By: 16 February 2023
Customised knee implants within hours – thanks to AI

Total knee replacement (TKR) is the most effective treatment to relief pain and restore normal function in a diseased knee joint.

VOLMO LTD(UK) in partnership with the University of Birmingham have developed  an innovative design tool that enables these implants to be customised for individual patients. These bespoke implants can then be 3D printed in medical grade titanium alloys. The platform was tested for a real patient case in which all three implant components were produced, femur, spacer and tibial implant. Powered by artificial intelligence, medical image processing and computer aided design algorithms this innovative design platform automatically created a 3D model of the knee joint within minutes from which the final customised implant component designs can be produced within an hour and only requires minimal user interaction. These designs were then 3D printed in the Centre for Custom Medical Devices (University of Birmingham) using a RenAM 500S (Renishaw, UK) selective laser melting system in medical grade Ti-6Al-4V alloy. 


  1. The need for patient specific knee implants 

Although with current techniques implant survivorship has been excellent, reported patient satisfaction has lagged substantially behind other orthopaedic procedures, such as total hip arthroplasty. More than 20% of TKR patients report dissatisfaction with implant outcomes [4]. There are a number of reasons why such a large subset of patients are dissatisfied, with the most common reasons cited as pain, stiffness, and limited function [4].      Although many implants currently on the market perform well, they still fall short in successfully achieving normal knee kinematics [4]. Residual pain may be attributed to lack of fit or misalignment, with data suggesting up to 27% to internal rotation errors [3].After TKR patients may experience substantial functional impairment [3]. Even amongst satisfied TKR patients around 20% state their knee does not feel normal. Issues such as instability,  malalignment  and poor fixation contribute to around 50% of early revision TKR [3].  

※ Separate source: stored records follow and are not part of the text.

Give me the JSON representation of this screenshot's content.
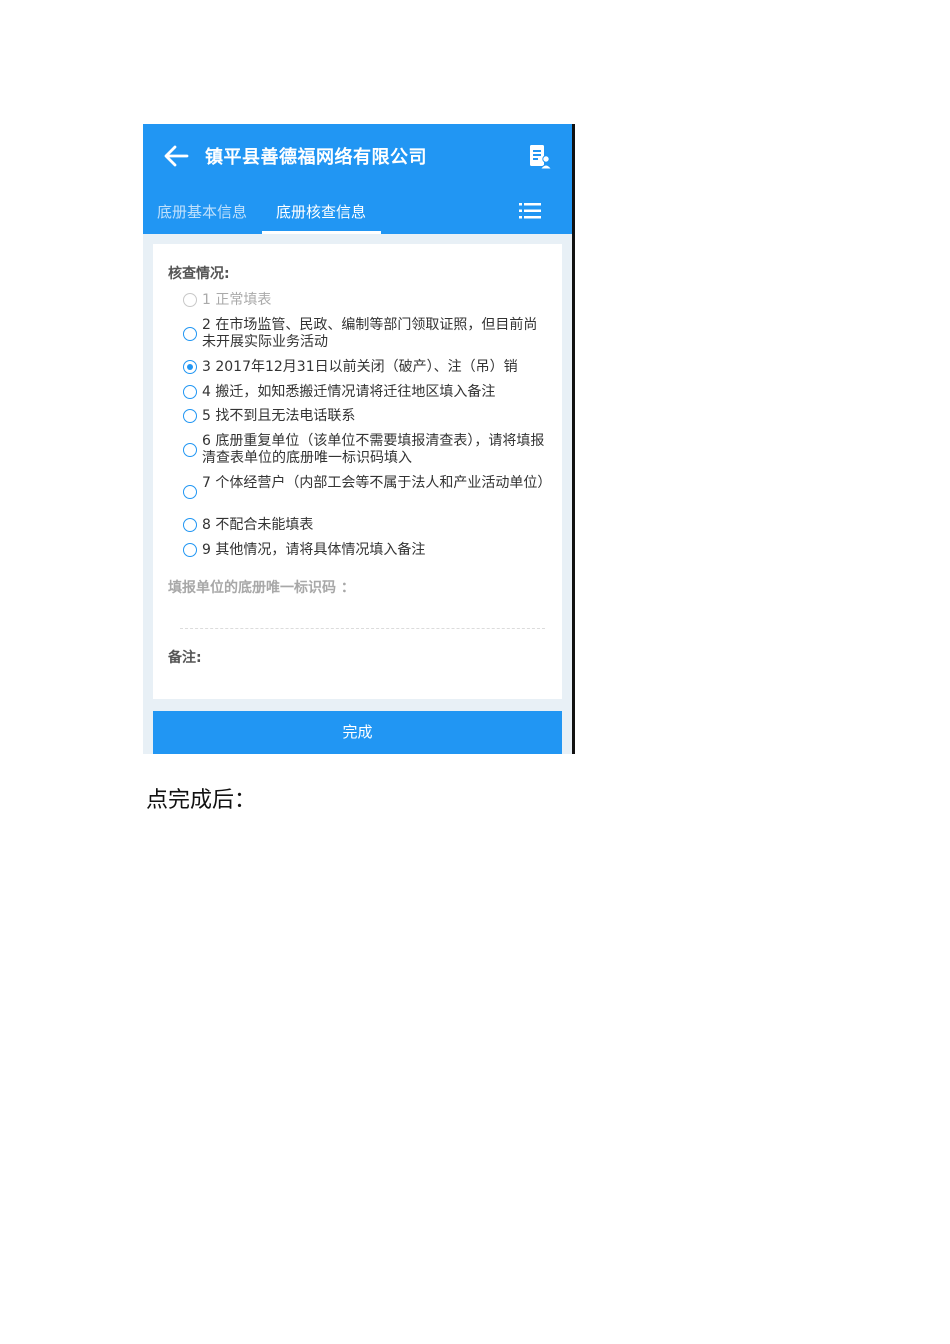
{
  "app": {
    "title": "镇平县善德福网络有限公司",
    "tabs": [
      "底册基本信息",
      "底册核查信息"
    ],
    "active_tab": 1,
    "accent_color": "#2196f3",
    "icons": {
      "back": "arrow-left-icon",
      "doc": "document-person-icon",
      "menu": "list-menu-icon"
    }
  },
  "form": {
    "check_label": "核查情况:",
    "options": [
      {
        "text": "1 正常填表",
        "state": "disabled"
      },
      {
        "text": "2 在市场监管、民政、编制等部门领取证照，但目前尚未开展实际业务活动",
        "state": "unchecked"
      },
      {
        "text": "3 2017年12月31日以前关闭（破产）、注（吊）销",
        "state": "checked"
      },
      {
        "text": "4 搬迁，如知悉搬迁情况请将迁往地区填入备注",
        "state": "unchecked"
      },
      {
        "text": "5 找不到且无法电话联系",
        "state": "unchecked"
      },
      {
        "text": "6 底册重复单位（该单位不需要填报清查表），请将填报清查表单位的底册唯一标识码填入",
        "state": "unchecked"
      },
      {
        "text": "7 个体经营户（内部工会等不属于法人和产业活动单位）",
        "state": "unchecked"
      },
      {
        "text": "8 不配合未能填表",
        "state": "unchecked"
      },
      {
        "text": "9 其他情况，请将具体情况填入备注",
        "state": "unchecked"
      }
    ],
    "id_label": "填报单位的底册唯一标识码 ：",
    "note_label": "备注:",
    "done_label": "完成"
  },
  "caption": "点完成后："
}
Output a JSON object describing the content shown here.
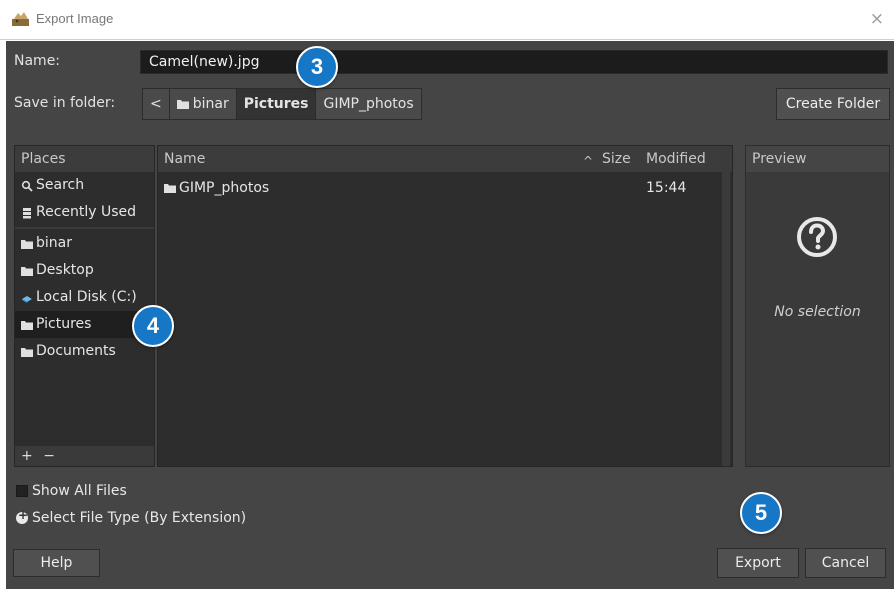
{
  "window": {
    "title": "Export Image",
    "close_glyph": "×",
    "app_icon": "gimp-icon"
  },
  "name_row": {
    "label": "Name:",
    "value": "Camel(new).jpg"
  },
  "folder_row": {
    "label": "Save in folder:",
    "back_glyph": "<",
    "segments": [
      "binar",
      "Pictures",
      "GIMP_photos"
    ],
    "active_segment": "Pictures",
    "create_folder": "Create Folder"
  },
  "places": {
    "header": "Places",
    "items": [
      {
        "label": "Search",
        "icon": "search-icon"
      },
      {
        "label": "Recently Used",
        "icon": "recent-icon"
      },
      {
        "label": "binar",
        "icon": "folder-icon"
      },
      {
        "label": "Desktop",
        "icon": "folder-icon"
      },
      {
        "label": "Local Disk (C:)",
        "icon": "drive-icon"
      },
      {
        "label": "Pictures",
        "icon": "folder-icon",
        "selected": true
      },
      {
        "label": "Documents",
        "icon": "folder-icon"
      }
    ],
    "add_glyph": "+",
    "remove_glyph": "−"
  },
  "files": {
    "columns": {
      "name": "Name",
      "size": "Size",
      "modified": "Modified"
    },
    "sort_glyph": "^",
    "rows": [
      {
        "name": "GIMP_photos",
        "size": "",
        "modified": "15:44",
        "icon": "folder-icon"
      }
    ]
  },
  "preview": {
    "header": "Preview",
    "placeholder": "No selection",
    "icon": "question-icon"
  },
  "options": {
    "show_all_files": "Show All Files",
    "file_type": "Select File Type (By Extension)"
  },
  "buttons": {
    "help": "Help",
    "export": "Export",
    "cancel": "Cancel"
  },
  "badges": {
    "b3": "3",
    "b4": "4",
    "b5": "5"
  },
  "colors": {
    "badge": "#1677c7",
    "dialog_bg": "#454545",
    "list_bg": "#2d2d2d"
  }
}
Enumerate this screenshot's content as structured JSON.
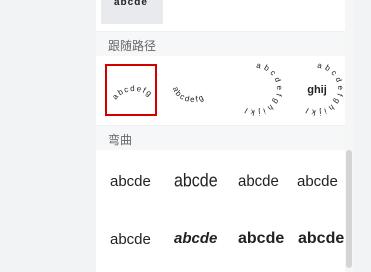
{
  "sections": {
    "follow_path": {
      "title": "跟随路径"
    },
    "warp": {
      "title": "弯曲"
    }
  },
  "previous_tile_text": "abcde",
  "follow_path_presets": [
    {
      "name": "arc-up",
      "text": "abcdefg",
      "selected": true
    },
    {
      "name": "arc-down",
      "text": "abcdefg",
      "selected": false
    },
    {
      "name": "circle",
      "text": "abcdefghijkl",
      "selected": false
    },
    {
      "name": "button",
      "text": "abcdefghijkl",
      "center_text": "ghij",
      "selected": false
    }
  ],
  "warp_presets": [
    {
      "name": "warp-1",
      "text": "abcde"
    },
    {
      "name": "warp-2",
      "text": "abcde"
    },
    {
      "name": "warp-3",
      "text": "abcde"
    },
    {
      "name": "warp-4",
      "text": "abcde"
    },
    {
      "name": "warp-5",
      "text": "abcde"
    },
    {
      "name": "warp-6",
      "text": "abcde"
    },
    {
      "name": "warp-7",
      "text": "abcde"
    },
    {
      "name": "warp-8",
      "text": "abcde"
    }
  ],
  "colors": {
    "selected_border": "#d40000",
    "panel_bg": "#ffffff",
    "header_bg": "#f6f7f9"
  }
}
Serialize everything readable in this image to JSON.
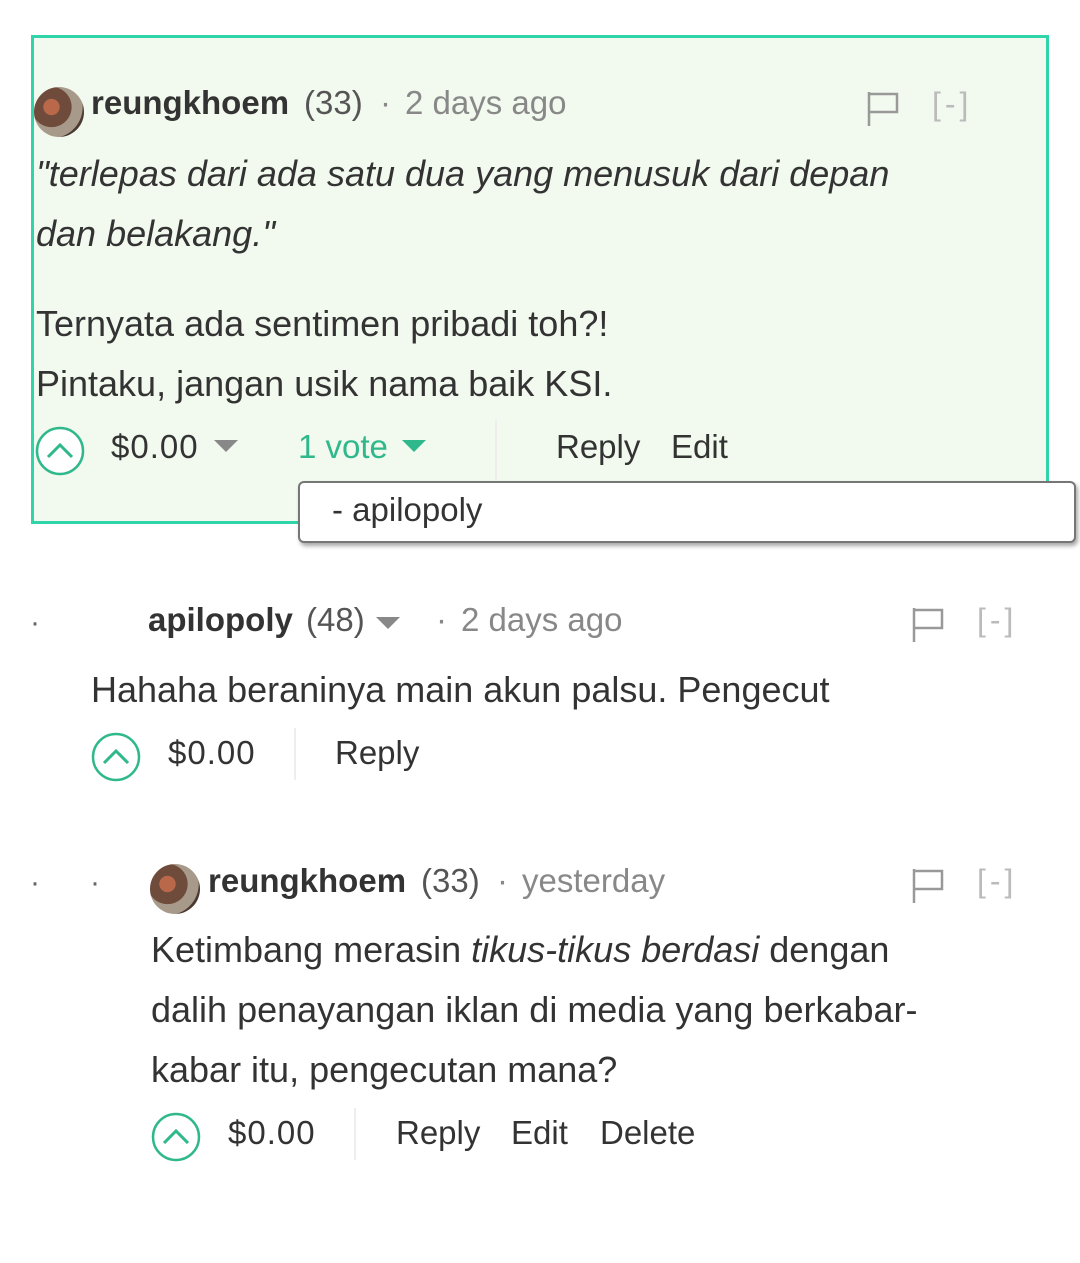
{
  "colors": {
    "accent": "#2fb88b",
    "highlight_border": "#2fd4a8",
    "highlight_bg": "#f2f9ee",
    "muted": "#888888"
  },
  "comments": [
    {
      "author": "reungkhoem",
      "reputation": "(33)",
      "separator": "·",
      "time": "2 days ago",
      "collapse": "[-]",
      "body_lines": [
        "\"terlepas dari ada satu dua yang menusuk dari depan",
        "dan belakang.\""
      ],
      "body_lines_2": [
        "Ternyata ada sentimen pribadi toh?!",
        "Pintaku, jangan usik nama baik KSI."
      ],
      "payout": "$0.00",
      "votes_label": "1 vote",
      "actions": [
        "Reply",
        "Edit"
      ],
      "voters": [
        "- apilopoly"
      ],
      "icons": [
        "avatar",
        "flag-icon",
        "upvote-icon",
        "caret-down-icon"
      ]
    },
    {
      "author": "apilopoly",
      "reputation": "(48)",
      "separator": "·",
      "time": "2 days ago",
      "collapse": "[-]",
      "depth_marker": "·",
      "body": "Hahaha beraninya main akun palsu. Pengecut",
      "payout": "$0.00",
      "actions": [
        "Reply"
      ]
    },
    {
      "author": "reungkhoem",
      "reputation": "(33)",
      "separator": "·",
      "time": "yesterday",
      "collapse": "[-]",
      "depth_markers": [
        "·",
        "·"
      ],
      "body_parts": {
        "line1_a": "Ketimbang merasin ",
        "line1_em": "tikus-tikus berdasi",
        "line1_b": " dengan",
        "line2": "dalih penayangan iklan di media yang berkabar-",
        "line3": "kabar itu, pengecutan mana?"
      },
      "payout": "$0.00",
      "actions": [
        "Reply",
        "Edit",
        "Delete"
      ]
    }
  ]
}
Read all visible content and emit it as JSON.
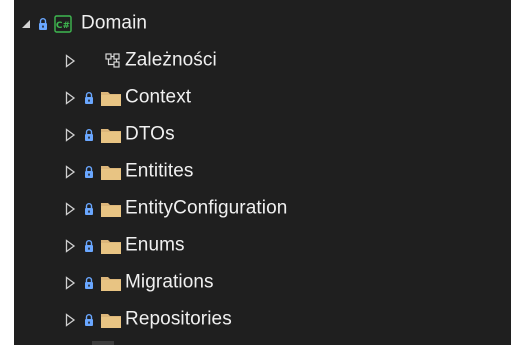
{
  "project": {
    "name": "Domain",
    "icon": "csharp-project-icon",
    "expanded": true
  },
  "dependencies": {
    "label": "Zależności",
    "icon": "dependencies-icon"
  },
  "folders": [
    {
      "name": "Context",
      "icon": "folder-icon"
    },
    {
      "name": "DTOs",
      "icon": "folder-icon"
    },
    {
      "name": "Entitites",
      "icon": "folder-icon"
    },
    {
      "name": "EntityConfiguration",
      "icon": "folder-icon"
    },
    {
      "name": "Enums",
      "icon": "folder-icon"
    },
    {
      "name": "Migrations",
      "icon": "folder-icon"
    },
    {
      "name": "Repositories",
      "icon": "folder-icon"
    }
  ],
  "colors": {
    "panel_bg": "#1f1f1f",
    "text": "#f0f0f0",
    "lock": "#6aa7ff",
    "folder": "#dcb67a",
    "csharp_badge": "#3fb950",
    "expander": "#cfcfcf"
  }
}
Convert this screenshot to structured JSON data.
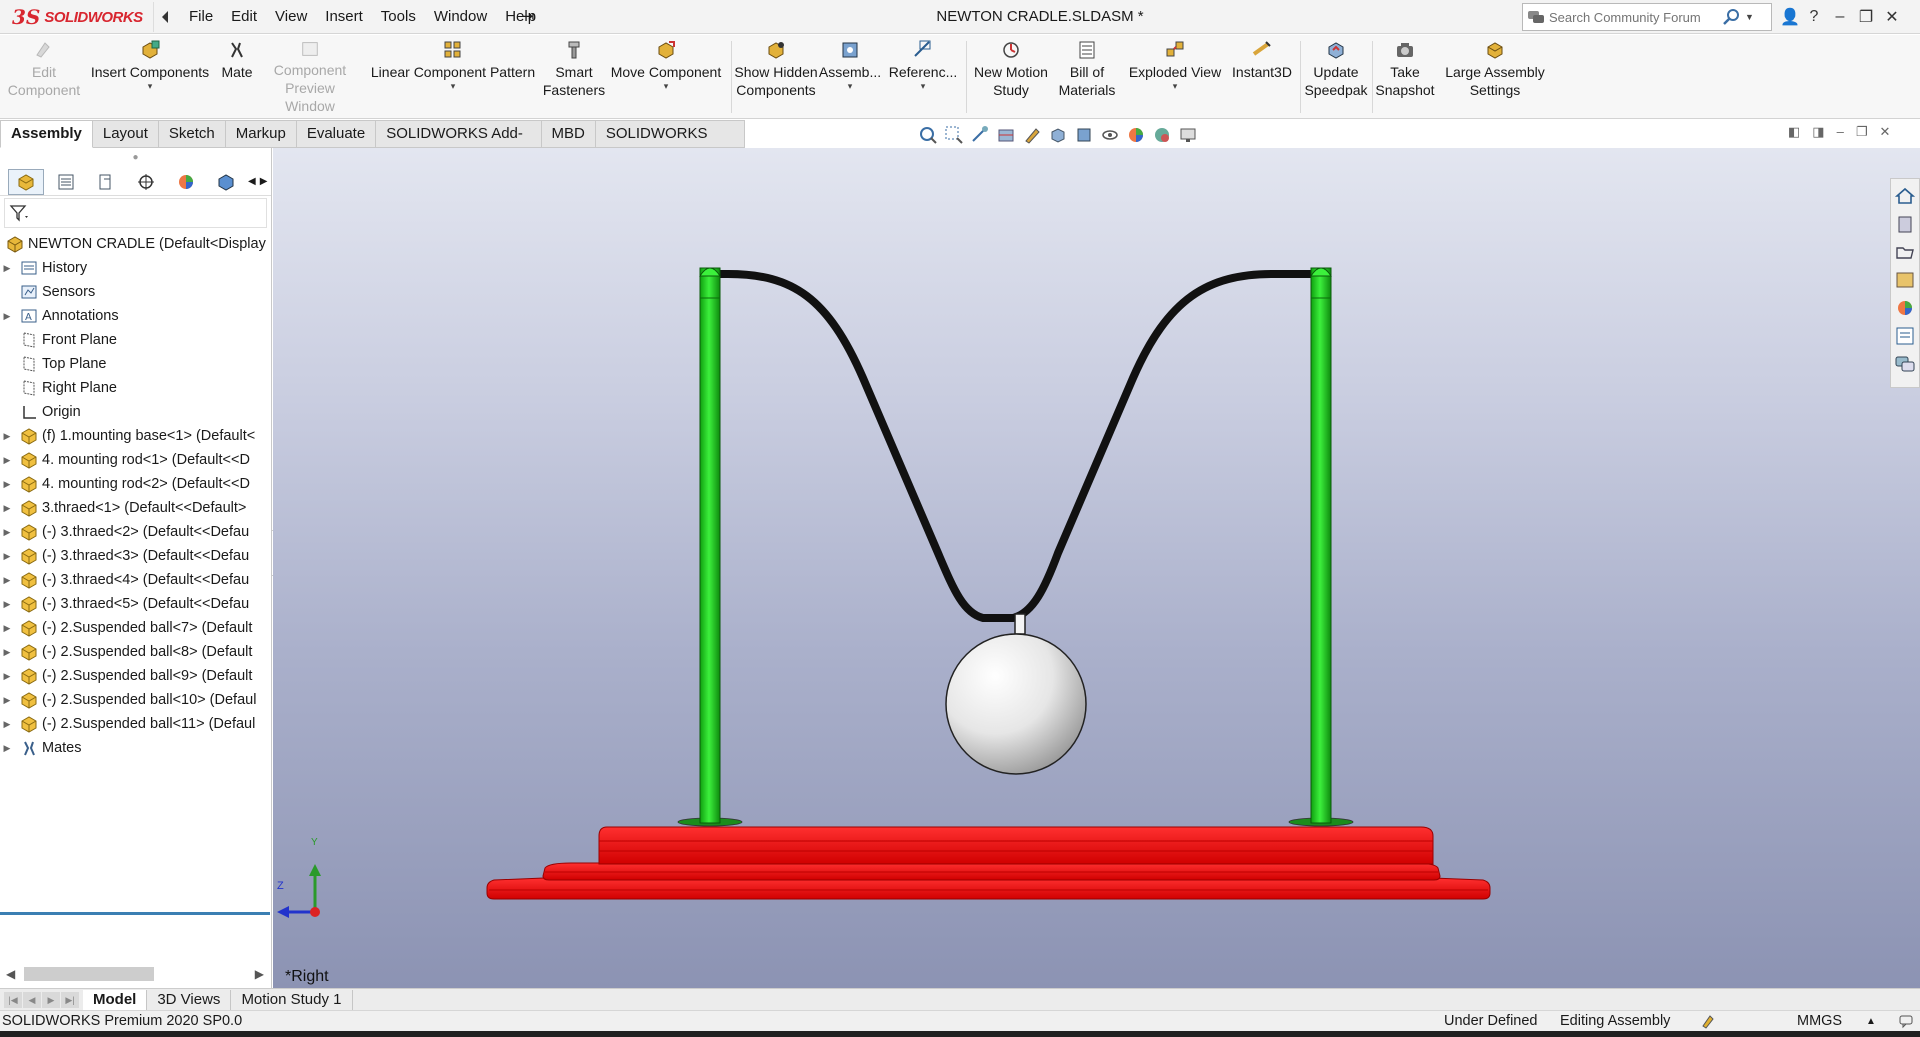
{
  "app": {
    "logo_mark": "3S",
    "logo_text": "SOLIDWORKS",
    "document_title": "NEWTON CRADLE.SLDASM *",
    "pin_glyph": "⇥"
  },
  "menu": [
    "File",
    "Edit",
    "View",
    "Insert",
    "Tools",
    "Window",
    "Help"
  ],
  "search": {
    "placeholder": "Search Community Forum"
  },
  "window_controls": [
    "👤",
    "?",
    "–",
    "❐",
    "✕"
  ],
  "ribbon": [
    {
      "label": "Edit Component",
      "icon": "edit-component-icon",
      "disabled": true,
      "dropdown": false
    },
    {
      "label": "Insert Components",
      "icon": "insert-components-icon",
      "disabled": false,
      "dropdown": true
    },
    {
      "label": "Mate",
      "icon": "mate-icon",
      "disabled": false,
      "dropdown": false
    },
    {
      "label": "Component Preview Window",
      "icon": "component-preview-icon",
      "disabled": true,
      "dropdown": false
    },
    {
      "label": "Linear Component Pattern",
      "icon": "linear-pattern-icon",
      "disabled": false,
      "dropdown": true
    },
    {
      "label": "Smart Fasteners",
      "icon": "smart-fasteners-icon",
      "disabled": false,
      "dropdown": false
    },
    {
      "label": "Move Component",
      "icon": "move-component-icon",
      "disabled": false,
      "dropdown": true
    },
    {
      "label": "Show Hidden Components",
      "icon": "show-hidden-icon",
      "disabled": false,
      "dropdown": false
    },
    {
      "label": "Assemb...",
      "icon": "assembly-features-icon",
      "disabled": false,
      "dropdown": true
    },
    {
      "label": "Referenc...",
      "icon": "reference-geometry-icon",
      "disabled": false,
      "dropdown": true
    },
    {
      "label": "New Motion Study",
      "icon": "motion-study-icon",
      "disabled": false,
      "dropdown": false
    },
    {
      "label": "Bill of Materials",
      "icon": "bill-of-materials-icon",
      "disabled": false,
      "dropdown": false
    },
    {
      "label": "Exploded View",
      "icon": "exploded-view-icon",
      "disabled": false,
      "dropdown": true
    },
    {
      "label": "Instant3D",
      "icon": "instant3d-icon",
      "disabled": false,
      "dropdown": false
    },
    {
      "label": "Update Speedpak",
      "icon": "speedpak-icon",
      "disabled": false,
      "dropdown": false
    },
    {
      "label": "Take Snapshot",
      "icon": "snapshot-icon",
      "disabled": false,
      "dropdown": false
    },
    {
      "label": "Large Assembly Settings",
      "icon": "large-assembly-icon",
      "disabled": false,
      "dropdown": false
    }
  ],
  "tabs": [
    "Assembly",
    "Layout",
    "Sketch",
    "Markup",
    "Evaluate",
    "SOLIDWORKS Add-Ins",
    "MBD",
    "SOLIDWORKS CAM"
  ],
  "active_tab": "Assembly",
  "tree": {
    "root": "NEWTON CRADLE  (Default<Display",
    "items": [
      {
        "label": "History",
        "icon": "history-icon",
        "expandable": true
      },
      {
        "label": "Sensors",
        "icon": "sensors-icon",
        "expandable": false
      },
      {
        "label": "Annotations",
        "icon": "annotations-icon",
        "expandable": true
      },
      {
        "label": "Front Plane",
        "icon": "plane-icon",
        "expandable": false
      },
      {
        "label": "Top Plane",
        "icon": "plane-icon",
        "expandable": false
      },
      {
        "label": "Right Plane",
        "icon": "plane-icon",
        "expandable": false
      },
      {
        "label": "Origin",
        "icon": "origin-icon",
        "expandable": false
      },
      {
        "label": "(f) 1.mounting base<1> (Default<",
        "icon": "part-icon",
        "expandable": true
      },
      {
        "label": "4. mounting rod<1> (Default<<D",
        "icon": "part-icon",
        "expandable": true
      },
      {
        "label": "4. mounting rod<2> (Default<<D",
        "icon": "part-icon",
        "expandable": true
      },
      {
        "label": "3.thraed<1> (Default<<Default>",
        "icon": "part-icon",
        "expandable": true
      },
      {
        "label": "(-) 3.thraed<2> (Default<<Defau",
        "icon": "part-icon",
        "expandable": true
      },
      {
        "label": "(-) 3.thraed<3> (Default<<Defau",
        "icon": "part-icon",
        "expandable": true
      },
      {
        "label": "(-) 3.thraed<4> (Default<<Defau",
        "icon": "part-icon",
        "expandable": true
      },
      {
        "label": "(-) 3.thraed<5> (Default<<Defau",
        "icon": "part-icon",
        "expandable": true
      },
      {
        "label": "(-) 2.Suspended ball<7> (Default",
        "icon": "part-icon",
        "expandable": true
      },
      {
        "label": "(-) 2.Suspended ball<8> (Default",
        "icon": "part-icon",
        "expandable": true
      },
      {
        "label": "(-) 2.Suspended ball<9> (Default",
        "icon": "part-icon",
        "expandable": true
      },
      {
        "label": "(-) 2.Suspended ball<10> (Defaul",
        "icon": "part-icon",
        "expandable": true
      },
      {
        "label": "(-) 2.Suspended ball<11> (Defaul",
        "icon": "part-icon",
        "expandable": true
      },
      {
        "label": "Mates",
        "icon": "mates-icon",
        "expandable": true
      }
    ]
  },
  "viewport": {
    "view_name": "*Right",
    "triad_axes": [
      "Y",
      "Z"
    ],
    "colors": {
      "base": "#ff1a1a",
      "rods": "#22dd22",
      "thread": "#111111",
      "ball": "#f2f2f2"
    }
  },
  "bottom_tabs": [
    "Model",
    "3D Views",
    "Motion Study 1"
  ],
  "active_bottom_tab": "Model",
  "status": {
    "product": "SOLIDWORKS Premium 2020 SP0.0",
    "definition": "Under Defined",
    "mode": "Editing Assembly",
    "units": "MMGS",
    "units_arrow": "▲"
  }
}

Every patient has a unique anatomical geometry and these geometries can vary because of gender, ethnicity, and body type between patients [4]. There is also substantial variation between individual subjects within these groups, suggesting that a customised implant may be advantageous [4]. The optimal TKR implant should reproduce knee function, maintain bone-implant interface integrity, and resist wear. The kinematics and loads on the TKR implant are very important to the success of TKR.  

2.0 Methodology:   Patient Specific Knee Implant Design 

  1. a)   Patient CT scan to 3D model generation . The method used in this study was to obtain computed tomography (CT) scan data of a patient’s knee that required TKR. VOLMO’s proprietary software, ImageSim, was used to segment this data using an automatic function enabling isolation of the femur and tibia sections requiring replacement (Figure 1 – green). The artificial intelligence (AI) powered segmentation module of ImageSim allows users to automatically create a mask of the knee joint with specific length of femur and tibia bone segments. This enables the rapid generation of an accurate knee joint model within minutes. In the current case we generated the mask of a full knee joint in 3 minutes on a  laptop with a i7 processor and 16GB RAM.  From this masks in a few clicks the users can then generate a 3D model (Figure 1 – yellow).

Figure [1] Knee joint mask (green) and 3D knee joint model (yellow) generated within minutes using VOLMO’s AI driven software ImageSim

b) 3D Model to customized implantImageSim has an integrated computer aided design (CAD) engine, ImpCAD, that imports the segmented model and allows the user to apply various operations.  For this knee implant it allows the user to perform bone resections at various angles and distances from a centre landmark as shown in figure 2. These interactions are all that is required from the user to create the final customised femur and tibia components. Once defined the implant designs took less than an hour to create using a laptop with a i7 processor and 16GB RAM (Figure 3).  Once the final implant is created the user has an ability to edit the design if required enabling engaging with clinical colleagues. This unique design ability of ImageSim to quickly generate the final implant within hour or so is a total transformation from the current design process and would offer a staggering benefit  in cost and  time saving.  

Figure[2]: ImpCAD- Performing bone resections

Figure[3]: ImpCAD – Final Customized Implant along with spacer generated

c) 3D Print designed Implants :

Final implant design files created in ImpCAD were printed at the University of Birmingham in medical grade Ti-6Al-4V alloy using a RenAM 500S selective laser melting machine. The total print time for the metallic components was 15 hours and the corresponding anatomical model components (Figure 4 – white) were 3D printed using a i3 (Prusa) in 6 hours. . Thus, the complete design to 3D print of customized implant was achieved under 24 hours. We believe this radical transformation from the current industry practice and could add great value to industry . 

Figure 4: Customised total knee replacement implant components assembled within the corresponding anatomical structure produced via 3D printing technologies


Authors: Dr Ash Harkara VOLMO LTD (UK), Dr Sophie Cox, University of Birmingham (UK)